The occurrence of depression is triggered by changes in blood oestradiol levels in females – simply put the drop in oestrogen produced by the ovaries. This may be the period before menstruation (termed, premenstrual dysphoric disorder, or PMDD), the postpartum period (termed, postpartum depression), and the perimenopausal period. Peri-menopausal women who have not had a previous episode of depression may experience depressed mood two-to-four times more often compared to pre-menopausal women. This risk is even higher in women with a history of depression.
Oestrogen can also modify the production and effects of endorphins – the brain’s “feel good chemicals’, so the big fluctuations in oestrogen levels from high to low during perimenopause to menopause may cause fluctuations in serotonin levels and affect how you feel.
High Oestrogen = higher Serotonin and feel good factor, but can blunt serotonin receptors leaving a female more vulnerable when oestrogen/serotonin dips i.e perimenopause!
Low oestrogen levels, directly tinker with the functioning of brain serotonin as well as cognitive function and other systems including insulin metabolism and cholesterol levels, sleep, hot flashes, night sweats, and vaginal dryness, all of which make it generally tough to cope.
Because of this stormful activity of oestrogen in perimenopause, many women experience irritability often described as overreacting, being intolerant of even small mistakes by others, over stressing about job performance, worrying about things they never used to worry about, and being easily overwhelmed by social situations with many people.
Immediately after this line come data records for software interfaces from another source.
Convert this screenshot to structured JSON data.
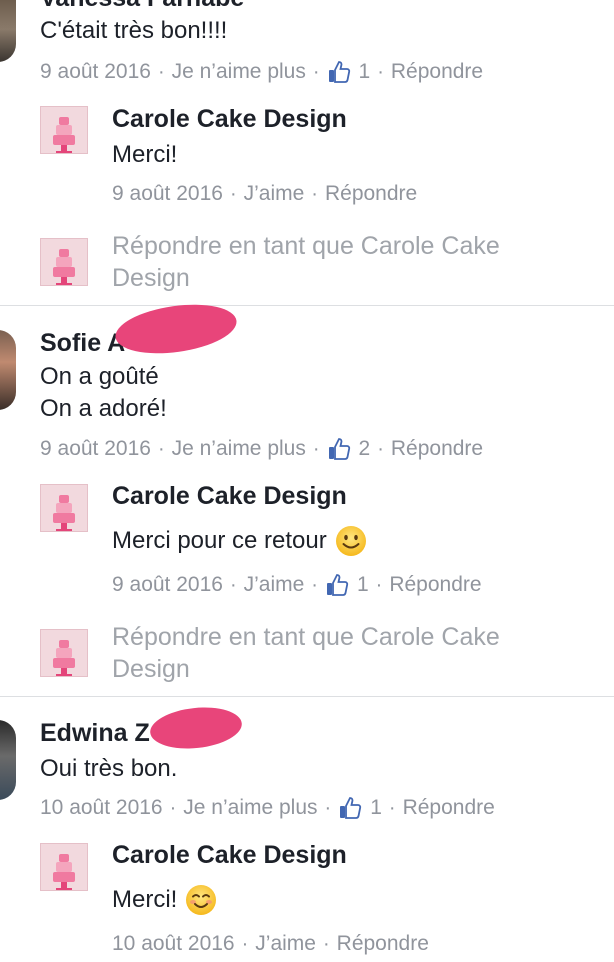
{
  "comments": [
    {
      "author": "Vanessa Farnabé",
      "text": "C'était très bon!!!!",
      "date": "9 août 2016",
      "like_action": "Je n’aime plus",
      "like_count": "1",
      "reply": "Répondre",
      "page_reply": {
        "author": "Carole Cake Design",
        "text": "Merci!",
        "date": "9 août 2016",
        "like_action": "J’aime",
        "reply": "Répondre"
      },
      "reply_as": "Répondre en tant que Carole Cake Design"
    },
    {
      "author": "Sofie A",
      "text_line1": "On a goûté",
      "text_line2": "On a adoré!",
      "date": "9 août 2016",
      "like_action": "Je n’aime plus",
      "like_count": "2",
      "reply": "Répondre",
      "page_reply": {
        "author": "Carole Cake Design",
        "text": "Merci pour ce retour",
        "emoji": "smiley-icon",
        "date": "9 août 2016",
        "like_action": "J’aime",
        "like_count": "1",
        "reply": "Répondre"
      },
      "reply_as": "Répondre en tant que Carole Cake Design"
    },
    {
      "author": "Edwina Z",
      "text": "Oui très bon.",
      "date": "10 août 2016",
      "like_action": "Je n’aime plus",
      "like_count": "1",
      "reply": "Répondre",
      "page_reply": {
        "author": "Carole Cake Design",
        "text": "Merci!",
        "emoji": "blush-smiley-icon",
        "date": "10 août 2016",
        "like_action": "J’aime",
        "reply": "Répondre"
      }
    }
  ],
  "colors": {
    "text": "#1d2129",
    "meta": "#90949c",
    "like_blue": "#4267b2",
    "redaction": "#e8457a",
    "divider": "#dddfe2"
  }
}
Low oestrogen in post-menopause may cause more a more permanent state of low mood.
Female depression due to a fall in oestrogen, may be related to 5-hydroxytryptamine (5-HTP) deficiency. This compound is made from tryptophan when enough oestrogen is present from the amino acid tryptophan, and converted to serotonin. Tryptophan is found in avocados, poultry, bananas.
Progesterone availability during the reproductive years (when still ovulating) offers a stress-buffering and calming effect. Progesterone is produced by ovaries, placenta & adrenal glands and due to its small size and ability be fat soluble, progesterone easily crosses the blood brain barrier. Also why this hormone helps with sleep.
A study in 2021 has shown that, women with higher progesterone levels seem to be more resilient than women with lower progesterone levels, irrespective of the perimenopausal status. Further analyses revealed that women with higher progesterone levels experience significantly higher life satisfaction, lower perceived stress, and lower depressive symptoms than women with lower progesterone levels.
However, progesterone changes (drops) cause temporarily increased risk mood symptoms. The brain can recalibrate as receptors become accustomed to different hormone levels.
Oestrogen & Progesterone have a strong effect on Monoamine oxidase (MAOA) a protein that starts the breakdown of serotonin and other neurotransmitters. Fluctuating oestradiol levels affect the binding of monoamine oxidase A to a neurotransmitter, and increases the risk of severe depression in women by affecting the stress response and emotional regulation in the brain network.
Therefore, oestradiol treatment needs to be considered in the early menopausal transition period before the decline of ovarian hormone level permanently affects the serotonin function.